> **TASK PROMPT**
With respect to the word "summary", report how many lines of the following listing include it. Give nothing but the number.

______________________________

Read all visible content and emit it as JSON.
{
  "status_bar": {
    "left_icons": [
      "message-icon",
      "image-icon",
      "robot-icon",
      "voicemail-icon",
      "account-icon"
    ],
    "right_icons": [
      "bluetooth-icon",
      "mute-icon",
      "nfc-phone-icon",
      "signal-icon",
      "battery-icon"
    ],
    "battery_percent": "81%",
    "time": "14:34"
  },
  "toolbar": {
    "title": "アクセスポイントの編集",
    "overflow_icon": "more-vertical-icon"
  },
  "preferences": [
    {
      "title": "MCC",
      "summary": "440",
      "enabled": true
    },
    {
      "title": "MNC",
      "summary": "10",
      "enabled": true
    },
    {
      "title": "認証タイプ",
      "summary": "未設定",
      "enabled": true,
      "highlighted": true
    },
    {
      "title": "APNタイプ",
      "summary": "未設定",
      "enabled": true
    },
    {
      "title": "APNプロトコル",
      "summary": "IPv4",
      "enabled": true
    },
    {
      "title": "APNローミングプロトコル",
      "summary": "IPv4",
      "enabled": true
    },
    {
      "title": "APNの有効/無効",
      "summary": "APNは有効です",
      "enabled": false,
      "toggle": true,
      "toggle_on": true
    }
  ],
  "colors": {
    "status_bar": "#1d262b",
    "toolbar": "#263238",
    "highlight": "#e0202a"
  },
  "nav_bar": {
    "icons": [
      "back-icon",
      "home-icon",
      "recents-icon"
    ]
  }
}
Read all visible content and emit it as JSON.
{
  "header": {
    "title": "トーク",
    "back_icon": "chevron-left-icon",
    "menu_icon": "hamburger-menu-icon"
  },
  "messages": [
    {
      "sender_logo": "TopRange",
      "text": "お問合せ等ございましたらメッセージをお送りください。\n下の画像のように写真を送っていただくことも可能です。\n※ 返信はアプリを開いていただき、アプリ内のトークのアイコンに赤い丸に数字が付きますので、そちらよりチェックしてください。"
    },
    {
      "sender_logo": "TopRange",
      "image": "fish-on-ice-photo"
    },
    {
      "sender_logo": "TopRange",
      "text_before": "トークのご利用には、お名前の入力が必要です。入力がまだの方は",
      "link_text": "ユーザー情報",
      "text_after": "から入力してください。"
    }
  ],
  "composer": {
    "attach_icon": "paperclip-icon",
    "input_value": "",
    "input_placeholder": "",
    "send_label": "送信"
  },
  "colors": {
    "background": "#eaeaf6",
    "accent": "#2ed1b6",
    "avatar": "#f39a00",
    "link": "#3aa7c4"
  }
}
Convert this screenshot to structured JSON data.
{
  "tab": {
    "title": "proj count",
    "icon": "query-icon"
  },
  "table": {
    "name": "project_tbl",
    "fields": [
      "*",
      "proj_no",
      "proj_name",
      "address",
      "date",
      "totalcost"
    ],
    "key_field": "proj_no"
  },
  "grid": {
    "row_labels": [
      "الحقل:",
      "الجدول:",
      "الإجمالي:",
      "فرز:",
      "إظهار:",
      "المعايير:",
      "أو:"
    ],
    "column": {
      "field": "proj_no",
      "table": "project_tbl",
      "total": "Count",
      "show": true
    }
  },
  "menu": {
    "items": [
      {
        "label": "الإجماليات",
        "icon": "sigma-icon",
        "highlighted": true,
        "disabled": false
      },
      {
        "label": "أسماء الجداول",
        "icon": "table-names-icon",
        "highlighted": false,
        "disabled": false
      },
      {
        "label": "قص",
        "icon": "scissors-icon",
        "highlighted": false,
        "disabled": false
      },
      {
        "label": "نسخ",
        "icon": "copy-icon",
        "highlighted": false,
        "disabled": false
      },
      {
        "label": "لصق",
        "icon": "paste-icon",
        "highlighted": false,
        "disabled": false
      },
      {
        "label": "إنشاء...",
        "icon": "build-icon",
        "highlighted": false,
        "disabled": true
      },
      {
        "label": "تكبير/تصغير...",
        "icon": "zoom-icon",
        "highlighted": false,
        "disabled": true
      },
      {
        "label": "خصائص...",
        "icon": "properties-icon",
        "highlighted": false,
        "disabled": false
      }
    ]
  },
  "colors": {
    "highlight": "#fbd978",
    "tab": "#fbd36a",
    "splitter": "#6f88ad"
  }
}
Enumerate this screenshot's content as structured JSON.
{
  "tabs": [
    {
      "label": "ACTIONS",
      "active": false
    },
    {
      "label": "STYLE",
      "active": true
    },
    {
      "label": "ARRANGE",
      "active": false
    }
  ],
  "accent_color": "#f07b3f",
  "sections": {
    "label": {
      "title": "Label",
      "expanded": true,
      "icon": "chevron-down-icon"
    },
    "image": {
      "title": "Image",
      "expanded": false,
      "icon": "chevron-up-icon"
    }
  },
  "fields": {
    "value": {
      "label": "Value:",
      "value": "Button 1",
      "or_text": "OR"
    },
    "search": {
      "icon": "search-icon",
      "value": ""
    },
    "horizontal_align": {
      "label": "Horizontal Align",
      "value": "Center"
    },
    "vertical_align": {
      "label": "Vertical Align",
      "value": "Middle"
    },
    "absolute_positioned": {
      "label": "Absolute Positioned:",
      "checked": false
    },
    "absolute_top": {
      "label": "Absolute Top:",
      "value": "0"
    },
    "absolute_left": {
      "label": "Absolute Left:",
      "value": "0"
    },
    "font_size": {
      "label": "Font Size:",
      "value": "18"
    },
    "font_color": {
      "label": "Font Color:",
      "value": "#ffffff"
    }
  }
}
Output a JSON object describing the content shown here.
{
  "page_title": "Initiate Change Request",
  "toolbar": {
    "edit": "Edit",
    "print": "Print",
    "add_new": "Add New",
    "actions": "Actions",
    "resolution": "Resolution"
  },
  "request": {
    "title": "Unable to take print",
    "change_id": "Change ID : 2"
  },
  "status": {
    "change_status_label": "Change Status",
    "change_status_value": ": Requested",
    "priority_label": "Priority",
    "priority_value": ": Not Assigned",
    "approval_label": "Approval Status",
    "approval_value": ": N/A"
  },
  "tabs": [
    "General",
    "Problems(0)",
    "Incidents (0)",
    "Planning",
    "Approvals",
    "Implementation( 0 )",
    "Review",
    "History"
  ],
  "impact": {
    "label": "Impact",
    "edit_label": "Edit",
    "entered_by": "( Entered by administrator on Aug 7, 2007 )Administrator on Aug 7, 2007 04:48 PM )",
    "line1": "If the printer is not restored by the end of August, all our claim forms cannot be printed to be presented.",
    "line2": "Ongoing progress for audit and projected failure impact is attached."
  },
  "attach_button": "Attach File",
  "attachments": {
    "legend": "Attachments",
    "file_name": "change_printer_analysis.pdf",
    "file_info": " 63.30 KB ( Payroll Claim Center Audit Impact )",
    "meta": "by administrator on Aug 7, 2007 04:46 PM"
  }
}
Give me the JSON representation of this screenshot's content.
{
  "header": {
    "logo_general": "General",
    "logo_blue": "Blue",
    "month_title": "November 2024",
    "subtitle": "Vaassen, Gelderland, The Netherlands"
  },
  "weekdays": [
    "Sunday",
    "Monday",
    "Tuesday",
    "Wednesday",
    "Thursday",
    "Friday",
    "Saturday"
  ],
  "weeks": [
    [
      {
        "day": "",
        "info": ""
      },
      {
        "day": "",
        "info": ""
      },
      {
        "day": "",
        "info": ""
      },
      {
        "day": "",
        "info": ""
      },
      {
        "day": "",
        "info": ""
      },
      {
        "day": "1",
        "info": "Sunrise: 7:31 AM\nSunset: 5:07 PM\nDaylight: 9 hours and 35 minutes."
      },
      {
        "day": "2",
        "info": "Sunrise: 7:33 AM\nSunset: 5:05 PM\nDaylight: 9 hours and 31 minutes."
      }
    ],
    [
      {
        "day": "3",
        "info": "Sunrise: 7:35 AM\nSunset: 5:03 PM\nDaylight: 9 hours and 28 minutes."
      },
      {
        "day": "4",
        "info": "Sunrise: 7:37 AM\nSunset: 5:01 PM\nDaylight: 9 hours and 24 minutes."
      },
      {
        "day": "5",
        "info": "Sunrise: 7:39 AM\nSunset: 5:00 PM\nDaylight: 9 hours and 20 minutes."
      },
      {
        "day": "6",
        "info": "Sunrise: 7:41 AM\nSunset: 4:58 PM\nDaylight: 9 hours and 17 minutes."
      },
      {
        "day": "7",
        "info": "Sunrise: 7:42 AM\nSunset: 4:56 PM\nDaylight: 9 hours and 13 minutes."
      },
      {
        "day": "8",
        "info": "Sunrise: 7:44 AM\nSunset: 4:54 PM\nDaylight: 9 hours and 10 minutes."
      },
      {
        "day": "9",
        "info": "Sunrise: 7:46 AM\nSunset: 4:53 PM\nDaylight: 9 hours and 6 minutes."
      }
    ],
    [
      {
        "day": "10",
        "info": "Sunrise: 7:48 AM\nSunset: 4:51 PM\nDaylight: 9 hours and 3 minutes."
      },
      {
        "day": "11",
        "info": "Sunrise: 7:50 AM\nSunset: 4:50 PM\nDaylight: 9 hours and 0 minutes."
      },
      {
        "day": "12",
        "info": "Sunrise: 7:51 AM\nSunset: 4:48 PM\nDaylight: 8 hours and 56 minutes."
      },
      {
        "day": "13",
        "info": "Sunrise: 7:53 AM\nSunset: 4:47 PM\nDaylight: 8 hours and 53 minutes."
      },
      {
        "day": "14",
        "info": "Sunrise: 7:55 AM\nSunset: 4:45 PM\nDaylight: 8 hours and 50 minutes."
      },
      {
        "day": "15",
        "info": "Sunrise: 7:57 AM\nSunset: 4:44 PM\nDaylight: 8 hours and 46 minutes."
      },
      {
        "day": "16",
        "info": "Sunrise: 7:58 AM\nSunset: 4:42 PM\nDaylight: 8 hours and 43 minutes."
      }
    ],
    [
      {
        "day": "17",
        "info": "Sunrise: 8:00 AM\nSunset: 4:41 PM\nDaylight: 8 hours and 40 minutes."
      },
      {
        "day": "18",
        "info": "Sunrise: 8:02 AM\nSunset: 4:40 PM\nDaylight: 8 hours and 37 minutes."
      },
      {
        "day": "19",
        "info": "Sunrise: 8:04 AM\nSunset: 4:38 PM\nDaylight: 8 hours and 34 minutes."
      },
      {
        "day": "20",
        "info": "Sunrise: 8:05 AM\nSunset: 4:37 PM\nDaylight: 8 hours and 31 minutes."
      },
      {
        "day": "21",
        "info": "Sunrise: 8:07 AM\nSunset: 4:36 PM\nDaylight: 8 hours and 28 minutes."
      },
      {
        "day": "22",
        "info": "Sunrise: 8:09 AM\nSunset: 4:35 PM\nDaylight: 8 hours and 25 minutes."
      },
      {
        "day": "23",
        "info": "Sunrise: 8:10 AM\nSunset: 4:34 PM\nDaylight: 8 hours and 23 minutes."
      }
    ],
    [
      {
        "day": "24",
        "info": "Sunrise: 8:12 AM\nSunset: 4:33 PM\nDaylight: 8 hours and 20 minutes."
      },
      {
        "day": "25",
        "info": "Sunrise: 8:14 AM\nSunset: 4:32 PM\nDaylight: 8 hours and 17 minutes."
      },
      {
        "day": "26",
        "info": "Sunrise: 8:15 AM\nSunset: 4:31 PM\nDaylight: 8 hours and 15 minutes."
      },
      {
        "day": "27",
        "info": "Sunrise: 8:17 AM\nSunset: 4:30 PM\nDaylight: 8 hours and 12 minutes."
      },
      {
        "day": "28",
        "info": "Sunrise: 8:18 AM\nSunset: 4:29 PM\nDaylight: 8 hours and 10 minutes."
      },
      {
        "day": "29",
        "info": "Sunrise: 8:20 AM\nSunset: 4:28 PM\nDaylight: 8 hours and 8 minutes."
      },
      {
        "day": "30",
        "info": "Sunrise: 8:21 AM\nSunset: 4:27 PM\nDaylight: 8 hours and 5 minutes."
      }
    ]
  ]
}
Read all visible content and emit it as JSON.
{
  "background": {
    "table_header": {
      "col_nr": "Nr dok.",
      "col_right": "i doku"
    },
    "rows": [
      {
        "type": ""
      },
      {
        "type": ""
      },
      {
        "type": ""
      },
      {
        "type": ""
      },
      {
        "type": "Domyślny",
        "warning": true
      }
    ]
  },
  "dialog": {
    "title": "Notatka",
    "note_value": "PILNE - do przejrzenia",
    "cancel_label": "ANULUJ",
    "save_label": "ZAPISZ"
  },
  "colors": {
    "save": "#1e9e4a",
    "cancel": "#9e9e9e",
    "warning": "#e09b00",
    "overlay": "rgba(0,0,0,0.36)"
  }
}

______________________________

> **YOUR RESPONSE**
7